Part of what made Morton so appealing, as well, was that his velocity was up. After averaging 92.2 mph on his fastballs from 2012-15, he was up to 93.7 mph before he was hurt in 2016, then 95 mph in 2017, touching as high as 98.5 mph in the playoffs. "I just went out there and tried to throw the ball hard," was his deceptively simple explanation to local media in 2016.
It's rarely that simple, but we saw the signs of added heat from Chatwood, too. He averaged 93.5 mph on his fastballs in 2013-14, before his elbow injury, then only 92.6 mph in 2016 as he worked his way back. But in 2017, that was up to 94.6 mph, an improvement that could be attributed both to another year off of surgery and mechanical changes he made with his feet.
This is true for Morton and Chatwood, too. In Morton's final two seasons before joining the Astros, he allowed a .319 wOBA the first time through the lineup, a .324 wOBA the second time, and a .347 for the third time or beyond. With Houston in 2017, little changed; he gave up a 1.25 ERA the first time, 3.71 ERA the second time, and 7.18 ERA the third time and beyond.

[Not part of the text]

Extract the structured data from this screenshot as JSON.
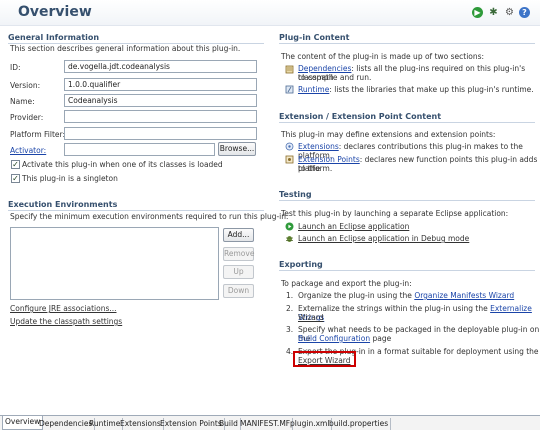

It's all but identical for Chatwood. Over his last two years, his wOBA allowed each time through was .296 the first time, .339 the second, .358 the third and beyond. He gave up a 2.35 ERA the first time, 5.73 the second time, and a 7.44 ERA the third time and beyond.
The solution there is simply to set expectations properly. If a team signs Chatwood and he offers 16-18 strong outs before leaving, that should be considered "a solid start," not "disappointing short one," but not all teams will see it that way.
In some sense, all the Astros did was look past the injuries for Morton. They saw the velocity, they saw the spin rate, they saw the grounder ability -- all of which is available publicly -- and they gambled on health, while encouraging more curveballs. They didn't ask him to go deep into games, and they won.
It's not hard at all to see something similar with Chatwood. His unimpressive career numbers will obscure some of the skills beneath. With the right team, in the right situation, he could be the steal of 2018.
Mike Petriello is an analyst for MLB.com and the host of the Statcast podcast. He has previously written for ESPN Insider and FanGraphs. This story was not subject to the approval of Major League Baseball or its clubs.